Olivia’s acknowledgment and standing ovation occur at 1:18. Sorry for those who don’t speak French, Jodie Foster’s speech is all in French. But the ovation is universal.
There is another, less happy aspect to Olivia’s life story–and that is her lifelong “feud” (though I hate that word) with her sister, Joan Fontaine. It is said that the two of them have argued since childhood, and the final blow came when Joan published her memoirs in 1978, saying not so nice things about Olivia. I don’t like to talk about the feud between them because it is SO talked about in articles about the sisters, but it is worth mentioning in a bio of her life. Both sisters refuse to comment on their relationship, which seems to be a series of miscommunications and missed opportunities between them. As I say when discussing them, it seems to be no one’s fault, simply a sad circumstance. However, it has no bearing on Olivia’s work, which is comprises a truly incredible group of films.
WHAT TO WATCH
- The Snake Pit. This is my favorite Olivia performance. She plays a mentally ill patient in a mental hospital, and gives a number of absolutely chilling scenes as a woman who clearly does not know where she is or how she got there. A difficult role pulled off with tremendous skill. The full movie is available on youtube. Also available on Netflix and in the classic films sections of most movie stores.
- The Heiress. Olivia’s most revered and respected performance. She plays Catherine Sloper, a naive heiress to her doctor father’s fortune, who is seduced by a man who may or not be courting her for her money. The character makes an absolutely chilling turnaround at the end, with one of the most intense final scenes in the history of film. Available on youtube and Netflix, but not usually available in movie stores.
- The Adventures of Robin Hood.

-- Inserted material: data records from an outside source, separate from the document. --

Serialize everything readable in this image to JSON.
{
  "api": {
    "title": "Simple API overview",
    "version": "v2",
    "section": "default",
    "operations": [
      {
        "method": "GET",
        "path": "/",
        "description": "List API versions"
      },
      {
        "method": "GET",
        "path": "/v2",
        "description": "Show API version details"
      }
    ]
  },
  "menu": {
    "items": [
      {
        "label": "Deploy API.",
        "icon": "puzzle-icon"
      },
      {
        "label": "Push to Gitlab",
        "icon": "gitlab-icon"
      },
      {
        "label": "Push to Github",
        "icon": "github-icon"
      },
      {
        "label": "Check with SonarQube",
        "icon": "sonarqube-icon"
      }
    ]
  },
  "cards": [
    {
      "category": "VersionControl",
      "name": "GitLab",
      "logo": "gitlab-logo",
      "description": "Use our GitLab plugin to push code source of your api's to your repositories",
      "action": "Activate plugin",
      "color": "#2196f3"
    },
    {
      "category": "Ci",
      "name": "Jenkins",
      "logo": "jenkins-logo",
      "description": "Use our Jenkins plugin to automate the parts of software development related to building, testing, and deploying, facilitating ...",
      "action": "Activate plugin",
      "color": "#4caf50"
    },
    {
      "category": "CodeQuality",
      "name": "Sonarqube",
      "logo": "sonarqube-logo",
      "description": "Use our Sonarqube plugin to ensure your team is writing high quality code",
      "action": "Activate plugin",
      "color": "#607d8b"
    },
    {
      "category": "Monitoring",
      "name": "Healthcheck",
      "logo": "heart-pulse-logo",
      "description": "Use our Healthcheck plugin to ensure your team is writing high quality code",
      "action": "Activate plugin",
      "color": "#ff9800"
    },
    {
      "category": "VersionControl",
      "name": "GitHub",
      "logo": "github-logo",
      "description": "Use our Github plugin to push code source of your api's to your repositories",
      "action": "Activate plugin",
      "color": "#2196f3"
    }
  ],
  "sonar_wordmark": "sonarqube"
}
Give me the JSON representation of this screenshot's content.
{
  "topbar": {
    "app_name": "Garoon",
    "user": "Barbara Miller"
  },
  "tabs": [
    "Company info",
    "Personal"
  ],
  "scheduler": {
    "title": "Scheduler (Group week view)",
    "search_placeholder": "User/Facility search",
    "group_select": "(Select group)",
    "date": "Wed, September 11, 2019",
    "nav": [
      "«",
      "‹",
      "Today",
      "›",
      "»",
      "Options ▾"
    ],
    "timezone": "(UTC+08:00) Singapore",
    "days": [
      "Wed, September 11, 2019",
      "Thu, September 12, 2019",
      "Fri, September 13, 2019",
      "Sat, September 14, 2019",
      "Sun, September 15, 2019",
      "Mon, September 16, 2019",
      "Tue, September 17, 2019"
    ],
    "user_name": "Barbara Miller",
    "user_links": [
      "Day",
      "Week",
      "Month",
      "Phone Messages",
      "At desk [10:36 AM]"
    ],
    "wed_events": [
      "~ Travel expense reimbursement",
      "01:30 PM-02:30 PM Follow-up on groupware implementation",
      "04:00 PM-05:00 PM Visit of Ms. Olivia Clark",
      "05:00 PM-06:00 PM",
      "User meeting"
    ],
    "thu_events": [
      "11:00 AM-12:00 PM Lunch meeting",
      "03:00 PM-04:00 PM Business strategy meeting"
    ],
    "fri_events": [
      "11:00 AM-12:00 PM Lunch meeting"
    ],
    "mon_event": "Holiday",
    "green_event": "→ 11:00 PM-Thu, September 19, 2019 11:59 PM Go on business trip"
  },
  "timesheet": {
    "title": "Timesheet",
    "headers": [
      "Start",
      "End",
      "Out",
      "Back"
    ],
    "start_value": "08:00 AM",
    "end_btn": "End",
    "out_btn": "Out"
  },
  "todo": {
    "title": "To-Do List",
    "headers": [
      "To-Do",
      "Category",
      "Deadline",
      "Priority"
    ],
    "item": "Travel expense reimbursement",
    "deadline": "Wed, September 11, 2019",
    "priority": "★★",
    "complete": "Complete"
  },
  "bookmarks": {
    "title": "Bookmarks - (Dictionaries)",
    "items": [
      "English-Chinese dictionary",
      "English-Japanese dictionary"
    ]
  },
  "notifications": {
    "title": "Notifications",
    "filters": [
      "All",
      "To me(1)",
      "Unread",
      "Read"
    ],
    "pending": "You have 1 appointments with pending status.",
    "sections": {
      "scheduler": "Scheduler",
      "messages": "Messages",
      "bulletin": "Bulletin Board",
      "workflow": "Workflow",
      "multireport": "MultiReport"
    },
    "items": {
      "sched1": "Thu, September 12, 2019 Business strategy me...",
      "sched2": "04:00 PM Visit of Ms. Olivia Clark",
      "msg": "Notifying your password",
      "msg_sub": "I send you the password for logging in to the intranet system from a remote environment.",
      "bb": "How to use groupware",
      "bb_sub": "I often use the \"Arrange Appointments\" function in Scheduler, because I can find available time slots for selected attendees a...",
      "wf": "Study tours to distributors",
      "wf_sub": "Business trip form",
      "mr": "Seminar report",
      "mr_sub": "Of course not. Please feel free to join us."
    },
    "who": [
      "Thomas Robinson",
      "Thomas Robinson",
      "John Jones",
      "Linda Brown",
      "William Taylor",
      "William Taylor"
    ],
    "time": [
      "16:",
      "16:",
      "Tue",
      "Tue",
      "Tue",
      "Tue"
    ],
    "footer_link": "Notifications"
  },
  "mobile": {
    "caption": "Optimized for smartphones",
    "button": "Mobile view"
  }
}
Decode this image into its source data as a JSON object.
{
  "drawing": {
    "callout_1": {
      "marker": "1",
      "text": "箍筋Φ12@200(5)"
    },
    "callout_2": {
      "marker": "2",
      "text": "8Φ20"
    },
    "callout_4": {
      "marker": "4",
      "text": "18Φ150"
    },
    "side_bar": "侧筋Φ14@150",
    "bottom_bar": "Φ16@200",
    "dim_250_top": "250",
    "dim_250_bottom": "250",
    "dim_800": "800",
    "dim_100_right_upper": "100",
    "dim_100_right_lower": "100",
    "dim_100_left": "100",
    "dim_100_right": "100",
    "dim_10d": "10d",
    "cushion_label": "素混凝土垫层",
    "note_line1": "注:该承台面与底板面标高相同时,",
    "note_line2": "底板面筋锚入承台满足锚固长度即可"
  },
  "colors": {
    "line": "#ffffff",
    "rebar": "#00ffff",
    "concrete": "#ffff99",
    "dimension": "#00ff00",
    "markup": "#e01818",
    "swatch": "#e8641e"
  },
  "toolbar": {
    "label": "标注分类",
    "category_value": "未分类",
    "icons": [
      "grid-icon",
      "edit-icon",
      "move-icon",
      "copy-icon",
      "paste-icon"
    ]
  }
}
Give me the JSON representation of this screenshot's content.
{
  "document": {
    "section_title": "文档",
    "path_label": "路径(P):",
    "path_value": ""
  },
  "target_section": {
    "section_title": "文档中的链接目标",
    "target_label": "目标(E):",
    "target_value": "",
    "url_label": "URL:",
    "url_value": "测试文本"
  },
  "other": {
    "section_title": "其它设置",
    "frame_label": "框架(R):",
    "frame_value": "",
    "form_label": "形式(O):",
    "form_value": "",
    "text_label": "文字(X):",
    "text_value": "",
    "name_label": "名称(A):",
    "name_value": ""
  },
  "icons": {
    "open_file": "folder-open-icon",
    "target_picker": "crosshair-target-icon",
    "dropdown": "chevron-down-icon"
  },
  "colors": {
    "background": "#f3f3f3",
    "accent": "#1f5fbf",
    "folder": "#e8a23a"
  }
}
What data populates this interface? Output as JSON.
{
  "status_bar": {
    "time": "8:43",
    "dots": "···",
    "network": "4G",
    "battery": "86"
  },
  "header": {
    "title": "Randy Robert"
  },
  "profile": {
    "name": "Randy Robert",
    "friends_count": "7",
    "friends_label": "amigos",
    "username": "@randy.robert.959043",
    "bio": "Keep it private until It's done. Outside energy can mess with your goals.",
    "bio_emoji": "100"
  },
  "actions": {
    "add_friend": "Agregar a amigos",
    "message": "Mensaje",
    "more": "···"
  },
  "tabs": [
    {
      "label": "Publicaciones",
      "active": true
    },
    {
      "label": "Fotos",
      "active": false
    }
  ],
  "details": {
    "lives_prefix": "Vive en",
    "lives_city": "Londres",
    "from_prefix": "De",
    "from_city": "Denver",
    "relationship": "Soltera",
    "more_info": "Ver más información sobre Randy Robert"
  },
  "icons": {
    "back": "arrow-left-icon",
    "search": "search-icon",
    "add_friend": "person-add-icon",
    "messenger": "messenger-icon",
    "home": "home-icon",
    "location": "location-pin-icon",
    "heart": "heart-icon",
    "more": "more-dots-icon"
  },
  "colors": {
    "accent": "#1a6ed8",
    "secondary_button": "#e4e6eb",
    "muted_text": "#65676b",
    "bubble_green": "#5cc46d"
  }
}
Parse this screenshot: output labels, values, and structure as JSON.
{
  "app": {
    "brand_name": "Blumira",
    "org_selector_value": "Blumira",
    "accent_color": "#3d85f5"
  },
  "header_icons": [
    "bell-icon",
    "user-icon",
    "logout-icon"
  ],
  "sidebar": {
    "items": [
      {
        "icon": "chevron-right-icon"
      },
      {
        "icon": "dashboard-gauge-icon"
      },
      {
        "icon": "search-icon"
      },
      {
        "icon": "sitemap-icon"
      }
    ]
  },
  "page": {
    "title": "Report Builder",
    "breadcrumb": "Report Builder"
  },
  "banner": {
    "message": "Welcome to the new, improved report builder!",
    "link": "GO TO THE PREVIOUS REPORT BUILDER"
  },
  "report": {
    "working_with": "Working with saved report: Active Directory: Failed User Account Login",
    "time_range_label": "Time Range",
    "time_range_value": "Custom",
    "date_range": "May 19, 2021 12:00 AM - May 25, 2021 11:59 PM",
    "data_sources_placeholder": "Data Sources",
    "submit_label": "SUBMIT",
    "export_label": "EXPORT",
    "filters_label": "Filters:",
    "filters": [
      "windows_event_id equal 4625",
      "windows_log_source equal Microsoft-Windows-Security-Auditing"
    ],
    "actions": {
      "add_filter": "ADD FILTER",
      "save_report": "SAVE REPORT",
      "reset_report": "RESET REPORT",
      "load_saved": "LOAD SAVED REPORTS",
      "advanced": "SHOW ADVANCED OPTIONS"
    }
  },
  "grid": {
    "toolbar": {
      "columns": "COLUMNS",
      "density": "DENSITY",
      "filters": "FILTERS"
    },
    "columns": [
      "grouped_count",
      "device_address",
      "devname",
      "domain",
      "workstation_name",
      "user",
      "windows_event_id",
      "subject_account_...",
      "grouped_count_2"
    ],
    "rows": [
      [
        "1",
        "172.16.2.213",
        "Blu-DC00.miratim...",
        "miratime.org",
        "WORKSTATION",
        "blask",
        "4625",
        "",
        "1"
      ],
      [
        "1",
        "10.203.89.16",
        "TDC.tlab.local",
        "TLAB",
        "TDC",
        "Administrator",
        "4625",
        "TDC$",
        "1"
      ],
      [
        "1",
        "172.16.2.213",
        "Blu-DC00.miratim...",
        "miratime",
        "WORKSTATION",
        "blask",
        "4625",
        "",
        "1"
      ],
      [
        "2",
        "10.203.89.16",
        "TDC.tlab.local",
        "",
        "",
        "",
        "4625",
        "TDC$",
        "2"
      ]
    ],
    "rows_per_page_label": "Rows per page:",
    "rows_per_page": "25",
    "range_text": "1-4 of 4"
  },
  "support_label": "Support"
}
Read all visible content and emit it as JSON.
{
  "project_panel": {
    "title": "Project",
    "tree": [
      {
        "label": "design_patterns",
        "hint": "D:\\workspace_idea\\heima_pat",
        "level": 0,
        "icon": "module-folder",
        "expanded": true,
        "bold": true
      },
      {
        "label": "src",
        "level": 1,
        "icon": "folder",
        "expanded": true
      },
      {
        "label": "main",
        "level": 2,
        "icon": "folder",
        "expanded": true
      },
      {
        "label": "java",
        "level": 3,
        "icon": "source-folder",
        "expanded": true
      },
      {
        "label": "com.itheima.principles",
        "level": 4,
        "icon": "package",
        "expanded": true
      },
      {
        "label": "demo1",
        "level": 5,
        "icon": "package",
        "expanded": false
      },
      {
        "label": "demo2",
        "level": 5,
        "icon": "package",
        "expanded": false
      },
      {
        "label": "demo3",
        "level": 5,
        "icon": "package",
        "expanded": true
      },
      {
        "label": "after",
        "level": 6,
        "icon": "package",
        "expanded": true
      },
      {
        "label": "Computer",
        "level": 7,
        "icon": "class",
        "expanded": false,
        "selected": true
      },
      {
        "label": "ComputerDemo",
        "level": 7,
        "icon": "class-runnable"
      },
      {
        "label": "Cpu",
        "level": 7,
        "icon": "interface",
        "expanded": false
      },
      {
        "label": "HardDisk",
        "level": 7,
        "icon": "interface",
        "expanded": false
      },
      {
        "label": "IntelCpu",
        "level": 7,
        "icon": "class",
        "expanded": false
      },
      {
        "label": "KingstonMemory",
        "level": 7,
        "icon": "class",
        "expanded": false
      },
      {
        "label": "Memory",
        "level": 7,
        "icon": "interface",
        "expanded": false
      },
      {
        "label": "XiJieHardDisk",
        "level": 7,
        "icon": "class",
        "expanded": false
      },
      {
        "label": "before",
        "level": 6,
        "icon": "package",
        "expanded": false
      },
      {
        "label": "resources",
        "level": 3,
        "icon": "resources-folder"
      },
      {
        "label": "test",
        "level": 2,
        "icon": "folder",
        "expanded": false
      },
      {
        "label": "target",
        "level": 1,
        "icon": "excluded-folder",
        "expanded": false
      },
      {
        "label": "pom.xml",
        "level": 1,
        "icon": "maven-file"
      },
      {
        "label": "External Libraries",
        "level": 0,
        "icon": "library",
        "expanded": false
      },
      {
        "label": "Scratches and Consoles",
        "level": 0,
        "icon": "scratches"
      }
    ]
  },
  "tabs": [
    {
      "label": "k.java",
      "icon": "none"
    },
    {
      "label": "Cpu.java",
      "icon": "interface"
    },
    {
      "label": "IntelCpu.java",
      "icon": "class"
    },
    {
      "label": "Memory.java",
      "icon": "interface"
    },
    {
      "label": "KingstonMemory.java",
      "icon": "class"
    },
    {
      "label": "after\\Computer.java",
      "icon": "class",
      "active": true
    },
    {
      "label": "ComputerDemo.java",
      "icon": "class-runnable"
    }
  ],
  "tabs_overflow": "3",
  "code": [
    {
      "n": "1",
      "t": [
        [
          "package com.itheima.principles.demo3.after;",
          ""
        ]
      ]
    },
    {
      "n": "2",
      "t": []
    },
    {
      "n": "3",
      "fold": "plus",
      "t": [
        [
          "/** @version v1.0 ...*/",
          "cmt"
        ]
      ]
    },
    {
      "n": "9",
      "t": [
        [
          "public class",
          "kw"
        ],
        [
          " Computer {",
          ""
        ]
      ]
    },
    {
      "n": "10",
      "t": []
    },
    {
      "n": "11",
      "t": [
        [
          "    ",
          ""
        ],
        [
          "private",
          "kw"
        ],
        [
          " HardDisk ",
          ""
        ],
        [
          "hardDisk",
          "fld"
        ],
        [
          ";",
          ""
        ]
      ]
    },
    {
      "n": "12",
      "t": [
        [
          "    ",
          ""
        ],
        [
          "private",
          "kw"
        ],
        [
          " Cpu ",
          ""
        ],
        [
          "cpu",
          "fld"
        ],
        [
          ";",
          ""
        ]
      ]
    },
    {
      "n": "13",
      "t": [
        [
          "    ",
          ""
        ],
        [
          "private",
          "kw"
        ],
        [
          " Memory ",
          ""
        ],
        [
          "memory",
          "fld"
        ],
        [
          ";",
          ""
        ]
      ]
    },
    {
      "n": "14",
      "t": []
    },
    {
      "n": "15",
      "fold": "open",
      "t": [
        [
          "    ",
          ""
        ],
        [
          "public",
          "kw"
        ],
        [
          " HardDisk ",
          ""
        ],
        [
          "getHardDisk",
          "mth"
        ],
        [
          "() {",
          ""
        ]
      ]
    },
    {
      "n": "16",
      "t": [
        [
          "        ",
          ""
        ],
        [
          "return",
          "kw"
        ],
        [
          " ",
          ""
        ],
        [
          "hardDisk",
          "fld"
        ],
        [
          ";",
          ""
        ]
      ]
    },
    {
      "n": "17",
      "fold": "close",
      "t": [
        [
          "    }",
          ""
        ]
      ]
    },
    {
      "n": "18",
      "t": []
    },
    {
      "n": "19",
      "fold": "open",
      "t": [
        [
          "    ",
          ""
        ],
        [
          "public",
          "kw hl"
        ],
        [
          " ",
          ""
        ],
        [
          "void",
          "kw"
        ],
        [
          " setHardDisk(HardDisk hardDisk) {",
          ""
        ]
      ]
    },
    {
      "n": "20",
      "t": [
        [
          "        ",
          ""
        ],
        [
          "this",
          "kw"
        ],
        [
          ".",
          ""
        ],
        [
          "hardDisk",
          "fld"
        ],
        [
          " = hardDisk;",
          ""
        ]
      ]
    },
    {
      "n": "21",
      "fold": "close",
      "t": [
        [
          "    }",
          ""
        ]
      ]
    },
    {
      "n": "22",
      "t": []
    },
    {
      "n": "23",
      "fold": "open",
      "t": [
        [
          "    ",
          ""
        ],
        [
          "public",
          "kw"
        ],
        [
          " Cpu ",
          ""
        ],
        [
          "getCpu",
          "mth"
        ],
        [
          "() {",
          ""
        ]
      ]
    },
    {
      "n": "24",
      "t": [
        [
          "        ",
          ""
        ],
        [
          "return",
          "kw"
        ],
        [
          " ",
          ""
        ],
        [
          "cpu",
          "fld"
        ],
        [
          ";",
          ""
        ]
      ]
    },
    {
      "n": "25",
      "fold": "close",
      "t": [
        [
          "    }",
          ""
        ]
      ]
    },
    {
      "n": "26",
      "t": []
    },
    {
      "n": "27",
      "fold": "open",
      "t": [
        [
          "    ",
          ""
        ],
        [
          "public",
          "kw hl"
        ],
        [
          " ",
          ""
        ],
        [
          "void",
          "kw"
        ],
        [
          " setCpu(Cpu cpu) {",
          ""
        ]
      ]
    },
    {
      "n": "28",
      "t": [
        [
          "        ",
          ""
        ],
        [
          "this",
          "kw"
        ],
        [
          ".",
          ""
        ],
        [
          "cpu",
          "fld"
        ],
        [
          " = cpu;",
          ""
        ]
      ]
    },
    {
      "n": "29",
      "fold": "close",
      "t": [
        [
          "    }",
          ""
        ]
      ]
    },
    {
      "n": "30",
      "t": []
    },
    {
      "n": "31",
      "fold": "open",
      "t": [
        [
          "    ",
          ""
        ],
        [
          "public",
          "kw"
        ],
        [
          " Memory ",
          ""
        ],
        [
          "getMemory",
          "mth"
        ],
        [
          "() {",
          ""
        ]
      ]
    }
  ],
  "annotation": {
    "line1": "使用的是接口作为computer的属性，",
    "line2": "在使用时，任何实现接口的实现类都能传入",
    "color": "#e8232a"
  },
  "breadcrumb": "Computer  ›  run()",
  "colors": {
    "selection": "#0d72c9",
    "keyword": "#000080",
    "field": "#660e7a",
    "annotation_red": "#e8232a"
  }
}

The most important of Olivia’s 8 films with Errol Flynn, and the most famous of the Robin Hood movies. Olivia plays Maid Marion, in a role typical of her early Warner Brothers days, and the movie is a great thrill to watch. Available in most movie stores.
- Dark Mirror. Olivia plays a dual role, as twins accused of a murder. Something truly notable about this film is that the characters of the twins, though played by the same person, have completely different personalities as created by Olivia. Something very, very difficult. Also, it marks one of the early uses of split screen technology. A relatively rare film, it is not yet available on DVD, but can be found on VHS on Amazon.com and eBay. As I am hard-pressed to even come up with a clip on youtube, I give you the radio version as performed by Olivia in 1950.
I must add, too, that my choice of Olivia as this week’s Star of the Week is not entirely random. She is my favorite living actress, and I have seen just about all of her films, minus one or two that I haven’t been able to find anywhere. I also happen to be living currently in Paris, studying abroad for my university. By chance, this coming week, Olivia is introducing a new film she has narrated by the name of “I Remember Better When I Paint,” at the American Library in Paris. My friends (other Olivia de Havilland fans coming from all over Europe to see this event) and I are attending, and we are so incredibly excited about it that we can hardly stop talking about it. Of course, after this event is over, I will be reporting back with a post dedicated to our experience.